Galasso, Damian (School: Galasso Homeschool)
Current tissue culture techniques use labor intensive propagation of seedlings which require lab-grade equipment and sterile environments. North American farmers are estimated to lose millions of bushels of corn and soybeans annually from pests, diseases, and drought, amounting to more than 46 billion dollars lost in harvest yields. Innovative medias were made from five organic plant extracts and applied to tissue culture and seeds in soil. Their growth was compared to three gold standards used in today’s tissue culture and agriculture industry: Murashige and Skoog (MS) media base, nitrogen fertilizer, and phosphorous and potassium fertilizer. The willow and aloe vera medias used together in micropropagation consistently indicated an average of 4.6 times more corn plantlets and 4.3 times more soybean plantlets than plantlets produced by MS shoot multiplication and MS nutrient media. In soil, corn plants fertilized with willow and aloe indicated 6.5 times more corn harvest and 5.6 times more soybean harvest than fertilizer controls. Pest and weed damage was noted to be significantly less in willow and aloe propagated medias. Five of fifteen tissue cultures trials were exposed to non-sterile air. Even so, the willow and aloe vera cultures harbored no visible microbial contamination and produced the most growth, making it possible for the first time to perform in vitro techniques in non-sterile environments. In this study, the cost of the new media was 98% less than the cost of Murashige and Skoog medias, and 67% cheaper than corn and soybean fertilizers. This new media will be a boon to farmers and tissue culture scientists in the world.
Arizona State University: Arizona State University Intel ISEF Scholarship

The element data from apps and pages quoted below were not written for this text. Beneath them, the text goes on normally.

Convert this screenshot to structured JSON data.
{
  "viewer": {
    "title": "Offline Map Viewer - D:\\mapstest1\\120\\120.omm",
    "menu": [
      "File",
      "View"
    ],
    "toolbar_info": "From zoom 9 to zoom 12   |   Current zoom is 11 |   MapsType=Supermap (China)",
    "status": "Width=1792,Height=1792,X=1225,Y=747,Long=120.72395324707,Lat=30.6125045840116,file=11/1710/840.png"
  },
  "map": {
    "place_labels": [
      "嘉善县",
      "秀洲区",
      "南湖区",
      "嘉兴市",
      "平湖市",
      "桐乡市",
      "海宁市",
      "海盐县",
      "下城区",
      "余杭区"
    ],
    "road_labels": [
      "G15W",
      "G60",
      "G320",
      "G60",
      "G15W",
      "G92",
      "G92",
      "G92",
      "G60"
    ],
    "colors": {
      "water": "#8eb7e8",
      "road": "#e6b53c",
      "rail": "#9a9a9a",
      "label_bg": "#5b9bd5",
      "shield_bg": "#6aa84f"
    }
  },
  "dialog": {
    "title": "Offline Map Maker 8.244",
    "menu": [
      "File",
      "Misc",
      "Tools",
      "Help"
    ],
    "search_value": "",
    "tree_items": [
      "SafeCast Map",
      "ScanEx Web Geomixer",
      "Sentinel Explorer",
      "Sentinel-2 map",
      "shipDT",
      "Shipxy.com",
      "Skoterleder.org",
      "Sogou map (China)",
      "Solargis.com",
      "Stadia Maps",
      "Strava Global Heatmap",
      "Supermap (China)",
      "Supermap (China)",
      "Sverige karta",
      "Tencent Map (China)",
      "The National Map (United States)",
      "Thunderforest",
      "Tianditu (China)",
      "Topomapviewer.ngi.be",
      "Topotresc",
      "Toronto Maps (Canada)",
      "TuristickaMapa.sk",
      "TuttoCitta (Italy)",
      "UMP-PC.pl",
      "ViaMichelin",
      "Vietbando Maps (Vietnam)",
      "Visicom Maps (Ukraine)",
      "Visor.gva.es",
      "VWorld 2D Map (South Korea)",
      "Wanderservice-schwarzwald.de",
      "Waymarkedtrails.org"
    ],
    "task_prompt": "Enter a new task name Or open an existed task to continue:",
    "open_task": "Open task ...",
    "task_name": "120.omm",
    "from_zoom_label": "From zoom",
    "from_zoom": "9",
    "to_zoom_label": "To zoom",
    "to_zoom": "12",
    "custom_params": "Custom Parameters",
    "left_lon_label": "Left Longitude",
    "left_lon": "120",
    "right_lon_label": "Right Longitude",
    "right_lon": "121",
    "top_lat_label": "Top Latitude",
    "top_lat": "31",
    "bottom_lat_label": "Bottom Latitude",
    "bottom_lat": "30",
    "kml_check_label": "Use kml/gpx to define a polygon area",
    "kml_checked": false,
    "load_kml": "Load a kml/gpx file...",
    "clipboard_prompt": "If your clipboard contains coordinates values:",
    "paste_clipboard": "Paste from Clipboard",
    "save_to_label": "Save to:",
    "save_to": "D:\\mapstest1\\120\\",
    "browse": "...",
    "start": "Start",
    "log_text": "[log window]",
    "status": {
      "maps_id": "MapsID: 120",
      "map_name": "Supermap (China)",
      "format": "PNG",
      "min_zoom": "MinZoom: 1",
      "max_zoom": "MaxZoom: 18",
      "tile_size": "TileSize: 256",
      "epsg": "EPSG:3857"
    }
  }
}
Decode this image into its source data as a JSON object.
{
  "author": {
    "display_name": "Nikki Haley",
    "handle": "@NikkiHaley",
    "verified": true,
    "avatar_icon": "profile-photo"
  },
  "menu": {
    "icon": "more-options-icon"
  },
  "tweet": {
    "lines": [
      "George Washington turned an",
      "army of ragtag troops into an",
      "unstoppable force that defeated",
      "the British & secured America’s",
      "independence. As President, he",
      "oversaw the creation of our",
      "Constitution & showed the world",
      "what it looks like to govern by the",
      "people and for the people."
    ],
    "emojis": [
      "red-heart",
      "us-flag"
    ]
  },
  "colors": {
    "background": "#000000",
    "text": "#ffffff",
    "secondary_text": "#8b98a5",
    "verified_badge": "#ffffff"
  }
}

University of Arizona: Tuition Scholarship Award
U.S. Agency for International Development: USAID Science for Development Second Place Award of $3,000.
Fourth Award of $500